A variable annuity pension plan (VAPP) provides a new way to balance the major risks associated with retirement plans—investment risk, longevity risk, and interest rate risk. In defined contribution (DC) plans, all of these risks are borne by participants. In defined benefit (DB) plans, all of these risks are borne by the employers. A VAPP shares these risks, resulting in predictable annual contributions for the employer, similar to a DC plan, and monthly income for life for participants, similar to a DB plan. Proposed VAPP benefit stabilization features could provide even more security for the participants.
Under a VAPP, the investment risk is borne by the participants but the longevity risk is retained by the plan. Interest rate risk is largely eliminated for both plan sponsor and participant under this design.
A VAPP is a DB plan that stays fully funded by adjusting benefits annually for active employees and retirees, based on the investment return of the plan assets. This means that benefits can go both up and down depending on the markets. As with a DC plan, this passes the investment risk on to the participants. However, unlike a DC plan, the benefits are payable monthly for life and, if elected, for the life of a spouse. This keeps the longevity risk pooled within the plan instead of requiring each participant to guess at his or her life span.
As an example, suppose a retiree has a benefit of $1,000 per month in a VAPP with a 4% hurdle rate. If the asset return is 10.2% for the year, the retiree’s benefit will adjust to $1,060 per month next year: $1,060 = $1,000 x (1.102 / 1.04).
If, in the example above, the return were -2.2% instead of 10.2%, the participant’s benefit would go down to $940. Clearly, the benefits in a VAPP could produce a bit of a bumpy ride for retirees. However, there are some proposed modifications to VAPPs that would provide benefit stability for participants without increasing contribution volatility for sponsors.
One positive feature of the VAPP is expected inflation protection. Just because the hurdle rate is usually between 3% and 5% doesn’t mean that the plan assets need to be invested with that as their target return. In fact, most plans would likely continue investing their assets as they are now, targeting a 6% to 7% rate of return. Over time, returns in excess of the hurdle rate would produce some expected growth in the benefit. This expected growth continues during retirement, which would help the retiree’s benefit keep up with inflation.

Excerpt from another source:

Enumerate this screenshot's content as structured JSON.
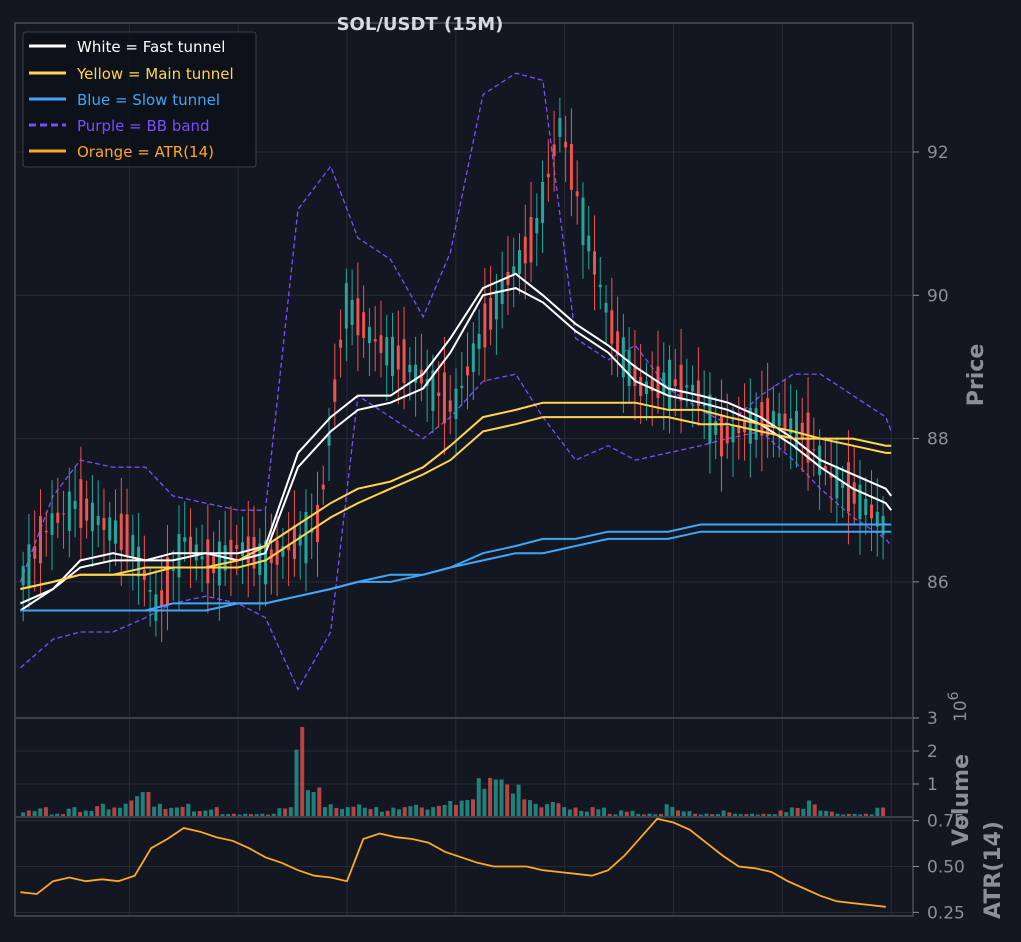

Why a VAPP and why now?
VAPPs have been around, and legal, since the 1950s. Anecdotal data suggests that benefit volatility in the 1970s caused VAPPs to fall out of favor with participants. Additionally, during the 1980s and 1990s, DB plans were “paying for themselves” with excellent asset returns and plan sponsors were not as concerned with the ongoing cost of the plans.
The market corrections in the first part of the 2000s and again in 2008, coupled with the enactment of the Pension Protection Act of 2006 (PPA), have caused significant increases in DB plan contribution magnitude and volatility. Sponsors have often turned to DC plans as a way to reduce their risk. However, this has shifted all of the retirement risks to the employees. A recent study by Towers Watson suggests that younger employees have recognized this risk burden and are shifting their preference toward DB plans, perhaps after witnessing the impact of 2008 on the retirement security of their parents’ generation.
We cannot predict the future. We need plans that are robust and successful in all economies, at all levels of plan maturity, regardless of life expectancy, and in the face of various funding rules and accounting standards. Variable annuity pension plans are one way to address these concerns.